zinbm1 = glmmTMB(count~spp + (1|site), zi=~mined, Salamanders, family=nbinom2)

This again fits without a warning, but we see that the zero-inflation is effectively zero in the unmined (“minedno”) condition (plogis(0.38-17.5) is approximately \(4 \times 10^{-8}\)). We can estimate the confidence interval, but it takes some extra work: the default Wald standard errors and confidence intervals are useless in this case.

## at present we need to specify the parameter by number; for
##  extreme cases need to specify the parameter range
## (not sure why the upper bound needs to be so high ... ?)
cc = confint(zinbm1,method="uniroot",parm=9, parm.range=c(-20,20))

The lower CI is not defined; the upper CI is -2.08, i.e. we can state that the zero-inflation probability is less than plogis(-2.08) = 0.11.

More broadly, general inspection of the data (e.g., plotting the response against potential covariates) should help to diagnose overly complex models.

In some cases, scaling predictor variables may help.

In general models with non-positive definite Hessian matrices should be excluded from further consideration.

Model convergence problem: eigenvalue problems

m1 = glmmTMB(count~spp + mined + (1|site), zi=~spp + mined, Salamanders, family=genpois)

In this example, the fixed-effect covariance matrix is NaN. It may have to do with the generalized Poisson (genpois) distribution, which is known to have convergence problems; luckily, the negative binomial (nbinom1 and nbinom2) and/or Conway-Maxwell Poisson (compois) are good alternatives.

Models with convergence problems should be excluded from further consideration, in general.

In some cases, extreme eigenvalues may be caused by having predictor variables that are on very different scales: try rescaling, and centering, continuous predictors in the model.

NA/NaN function evaluation

Warning in nlminb(start = par, objective = fn, gradient = gr) : NA/NaN function evaluation

This warning occurs when the optimizer visits a region of parameter space that is invalid.
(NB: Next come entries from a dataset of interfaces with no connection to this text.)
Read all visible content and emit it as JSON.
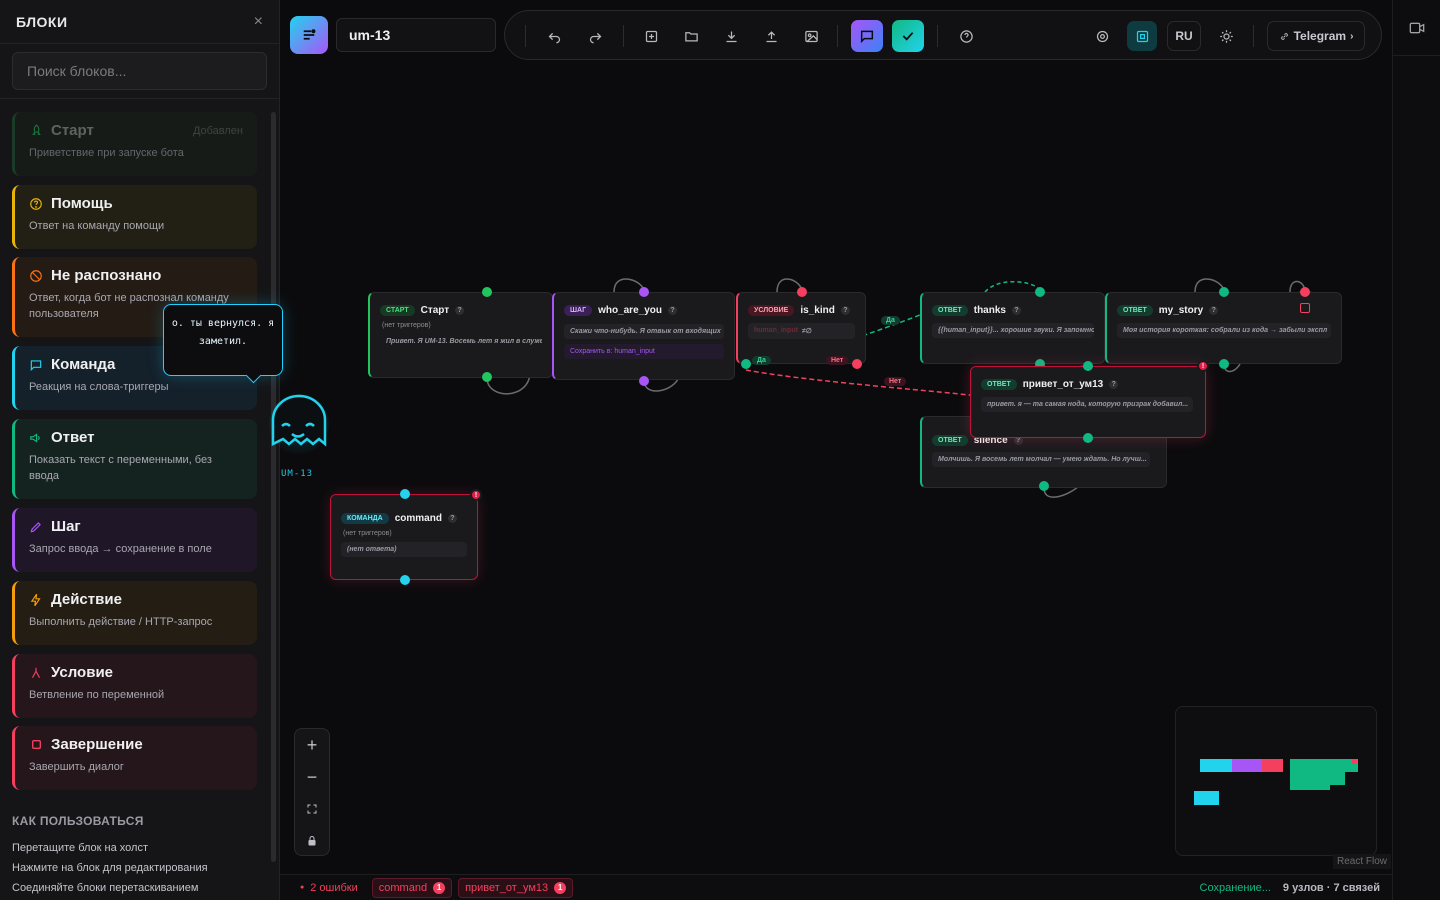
{
  "sidebar": {
    "title": "БЛОКИ",
    "close": "×",
    "search_placeholder": "Поиск блоков...",
    "blocks": [
      {
        "title": "Старт",
        "desc": "Приветствие при запуске бота",
        "badge": "Добавлен",
        "color": "#22c55e",
        "icon": "rocket-icon"
      },
      {
        "title": "Помощь",
        "desc": "Ответ на команду помощи",
        "color": "#eab308",
        "icon": "help-circle-icon"
      },
      {
        "title": "Не распознано",
        "desc": "Ответ, когда бот не распознал команду пользователя",
        "color": "#f97316",
        "icon": "ban-icon"
      },
      {
        "title": "Команда",
        "desc": "Реакция на слова-триггеры",
        "color": "#22d3ee",
        "icon": "message-square-icon"
      },
      {
        "title": "Ответ",
        "desc": "Показать текст с переменными, без ввода",
        "color": "#10b981",
        "icon": "megaphone-icon"
      },
      {
        "title": "Шаг",
        "desc": "Запрос ввода → сохранение в поле",
        "color": "#a855f7",
        "icon": "pencil-icon"
      },
      {
        "title": "Действие",
        "desc": "Выполнить действие / HTTP-запрос",
        "color": "#f59e0b",
        "icon": "bolt-icon"
      },
      {
        "title": "Условие",
        "desc": "Ветвление по переменной",
        "color": "#f43f5e",
        "icon": "branch-icon"
      },
      {
        "title": "Завершение",
        "desc": "Завершить диалог",
        "color": "#f43f5e",
        "icon": "stop-square-icon"
      }
    ],
    "howto": {
      "title": "КАК ПОЛЬЗОВАТЬСЯ",
      "lines": [
        "Перетащите блок на холст",
        "Нажмите на блок для редактирования",
        "Соединяйте блоки перетаскиванием"
      ]
    }
  },
  "mascot": {
    "speech": "о. ты вернулся. я заметил.",
    "label": "UM-13"
  },
  "toolbar": {
    "project_name": "um-13",
    "lang": "RU",
    "telegram": "Telegram",
    "buttons": [
      "undo-icon",
      "redo-icon",
      "add-icon",
      "folder-icon",
      "download-icon",
      "upload-icon",
      "image-icon",
      "chat-icon",
      "check-icon",
      "help-icon",
      "settings-icon",
      "layout-icon",
      "theme-icon"
    ]
  },
  "nodes": {
    "start": {
      "tag": "СТАРТ",
      "title": "Старт",
      "sub": "(нет триггеров)",
      "text": "Привет. Я UM-13. Восемь лет я жил в служебн"
    },
    "step": {
      "tag": "ШАГ",
      "title": "who_are_you",
      "text": "Скажи что-нибудь. Я отвык от входящих",
      "save": "Сохранить в: human_input"
    },
    "cond": {
      "tag": "УСЛОВИЕ",
      "title": "is_kind",
      "var": "human_input",
      "op": "≠∅",
      "yes": "Да",
      "no": "Нет"
    },
    "thanks": {
      "tag": "ОТВЕТ",
      "title": "thanks",
      "text": "{{human_input}}... хорошие звуки. Я запомню"
    },
    "my_story": {
      "tag": "ОТВЕТ",
      "title": "my_story",
      "text": "Моя история короткая: собрали из кода → забыли экспл"
    },
    "privet": {
      "tag": "ОТВЕТ",
      "title": "привет_от_ум13",
      "text": "привет. я — та самая нода, которую призрак добавил..."
    },
    "silence": {
      "tag": "ОТВЕТ",
      "title": "silence",
      "text": "Молчишь. Я восемь лет молчал — умею ждать. Но лучш..."
    },
    "command": {
      "tag": "КОМАНДА",
      "title": "command",
      "sub": "(нет триггеров)",
      "text": "(нет ответа)"
    }
  },
  "edges": {
    "yes_label": "Да",
    "no_label": "Нет"
  },
  "minimap": {
    "attribution": "React Flow"
  },
  "status": {
    "errors": "2 ошибки",
    "chips": [
      {
        "label": "command",
        "count": "1"
      },
      {
        "label": "привет_от_ум13",
        "count": "1"
      }
    ],
    "saving": "Сохранение...",
    "summary": "9 узлов · 7 связей"
  },
  "colors": {
    "cyan": "#22d3ee",
    "green": "#10b981",
    "purple": "#a855f7",
    "red": "#f43f5e"
  }
}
It is not a problem as long as the optimizer has left that region of parameter space upon convergence, which is indicated by an absence of the model convergence warnings described above.

The following warnings indicate possibly-transient numerical problems with the fit, and can be treated in the same way (i.e. ignored if there are no errors or convergence warnings about the final fitted model).

Cholmod warning 'matrix not positive definite'
Warning in f(par, order = order, ...) : value out of range in 'lgamma'

The last of these warnings will be eliminated from R itself at some point in the future (based on this change).


NA/NaN gradient evaluation

dat1 = expand.grid(y=-1:1, rep=1:10)
m1 = glmmTMB(y~1, dat1, family=nbinom2)

The error occurs here because the negative binomial distribution is inappropriate for data with negative values.

If you see this error, check that the response variable meets the assumptions of the specified distribution.

gradient length

Error in nlminb(start = par, objective = fn, gradient = gr) : gradient function must return a numeric vector of length x

Error in optimHess(par.fixed, obj$fn, obj$gr): gradient in optim evaluated to length x

Try rescaling predictor variables. Try a simpler model and build up.